“First of all, then, I urge that supplications, prayers, intercessions, and thanksgivings be made for all people, for kings and all who are in high positions, that we may lead a peaceful and quiet life, godly and dignified in every way. This is good, and it is pleasing in the sight of God our Savior, who desires all people to be saved and to come to the knowledge of the truth. For there is one God, and there is one Mediator between God and men, the Man Christ Jesus, who gave Himself as a ransom for all, which is the testimony given at the proper time. For this I was appointed a preacher and an apostle (I am telling the truth, I am not lying), a teacher of the Gentiles in faith and truth.”(1 Timothy 2:1-7 ESV)
We should pray for our leaders—everyone knows that. We pray for presidents and governors and kings, for congressmen and mayors, and for everyone in authority over us. But Paul explains the reason why—he says, “That we may lead a peaceful and quiet life, godly and dignified in every way.” What is he talking about?
Paul’s main concern with politicians and government seems to be just one thing—that they do their job properly so the rest of us can get on with our job, which is living as followers of Jesus. And what does that mean? So many things—for example, looking out for our neighbors in any kind of trouble or need.
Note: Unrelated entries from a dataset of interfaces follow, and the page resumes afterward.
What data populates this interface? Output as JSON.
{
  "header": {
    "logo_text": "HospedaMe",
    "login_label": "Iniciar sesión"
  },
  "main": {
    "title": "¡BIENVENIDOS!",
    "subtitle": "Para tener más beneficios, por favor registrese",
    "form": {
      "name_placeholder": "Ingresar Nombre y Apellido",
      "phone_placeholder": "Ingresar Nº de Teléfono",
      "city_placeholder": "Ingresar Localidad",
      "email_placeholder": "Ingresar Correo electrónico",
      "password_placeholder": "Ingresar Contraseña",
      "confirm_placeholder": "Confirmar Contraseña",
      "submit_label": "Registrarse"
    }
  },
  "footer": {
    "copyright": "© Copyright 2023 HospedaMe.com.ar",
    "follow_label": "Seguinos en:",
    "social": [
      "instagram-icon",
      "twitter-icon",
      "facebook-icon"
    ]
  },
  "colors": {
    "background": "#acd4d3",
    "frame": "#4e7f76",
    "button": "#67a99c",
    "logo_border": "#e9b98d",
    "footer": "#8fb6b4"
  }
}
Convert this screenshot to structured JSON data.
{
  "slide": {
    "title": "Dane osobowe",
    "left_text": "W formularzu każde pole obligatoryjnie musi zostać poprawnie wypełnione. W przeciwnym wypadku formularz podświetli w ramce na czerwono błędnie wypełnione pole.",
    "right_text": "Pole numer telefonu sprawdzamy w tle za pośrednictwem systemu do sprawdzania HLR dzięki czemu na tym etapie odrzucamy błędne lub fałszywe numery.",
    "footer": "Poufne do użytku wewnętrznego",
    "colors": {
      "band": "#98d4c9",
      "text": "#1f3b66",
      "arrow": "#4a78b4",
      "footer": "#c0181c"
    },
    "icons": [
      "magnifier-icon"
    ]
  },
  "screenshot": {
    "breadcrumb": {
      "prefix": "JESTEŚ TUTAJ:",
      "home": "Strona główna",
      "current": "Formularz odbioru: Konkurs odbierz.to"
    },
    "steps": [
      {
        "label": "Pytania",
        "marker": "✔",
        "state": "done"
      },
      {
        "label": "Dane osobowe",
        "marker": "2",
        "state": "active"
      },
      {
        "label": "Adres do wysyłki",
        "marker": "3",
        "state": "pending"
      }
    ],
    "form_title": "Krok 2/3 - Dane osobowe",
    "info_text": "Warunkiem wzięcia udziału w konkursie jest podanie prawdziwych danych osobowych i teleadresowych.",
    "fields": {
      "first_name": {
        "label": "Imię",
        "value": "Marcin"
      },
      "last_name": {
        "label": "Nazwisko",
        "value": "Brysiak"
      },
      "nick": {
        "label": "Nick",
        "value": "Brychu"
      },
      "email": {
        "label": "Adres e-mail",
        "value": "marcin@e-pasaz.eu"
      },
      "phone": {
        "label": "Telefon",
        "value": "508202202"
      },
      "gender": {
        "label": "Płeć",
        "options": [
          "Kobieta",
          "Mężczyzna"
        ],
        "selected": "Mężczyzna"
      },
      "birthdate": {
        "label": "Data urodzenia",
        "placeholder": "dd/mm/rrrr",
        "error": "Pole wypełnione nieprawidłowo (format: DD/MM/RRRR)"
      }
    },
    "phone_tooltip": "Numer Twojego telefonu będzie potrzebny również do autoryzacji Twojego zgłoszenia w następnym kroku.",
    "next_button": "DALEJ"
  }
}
Visiting the sick, listening to the lonely, praying for people who need help. Telling other people about Jesus, even if they don’t know Him yet. Giving our time and money, if we have any, to make the world a better place. All of these things we do because it’s what God wants us to do—“God our Savior, who desires all people to be saved and to come to the knowledge of the truth.”
This doesn’t mean that Christians can’t be involved in politics. God has called some of us to do such work, just as He has called others of us to do other things. But it does mean that we need to keep His kingdom first in our hearts, and not be distracted by anger, outrage, or ambition. Jesus said, “My kingdom is not of this world,” though He is ruler of all things (John 18:36a). Certainly, He gave His life for all the people of this world, dying to make us citizens of God’s kingdom—where we will live in joy and peace under our resurrected King.
So we live in this world as Jesus did, in it but not of it. We love the people around us, including those who lead us—and we pray for them, even—maybe especially—the ones who drive us crazy. We do this because Jesus lives through us in this world. Until the day He returns visibly, we are His representatives.
How can we do this? We can only do it through the power of the Holy Spirit. Since Jesus gave His life for us, we love Him and live for Him. He comes first—before any power or party or political system, Jesus comes first.
Prayer: Dear Lord, keep my heart set on You, and live through me. Amen.
This Daily Devotion was written by Dr. Kari Vo.
Originally published in The Lutheran Hour on September 14, 2022
Used by permission from International Lutheran Laymen’s League, all rights reserved
1. Are you interested in politics? Why or why not?
2. Do you find it easy or difficult to love those who hold very different political opinions than you?
3. How can the Holy Spirit help you to love others regardless of politics? Name some practical ways.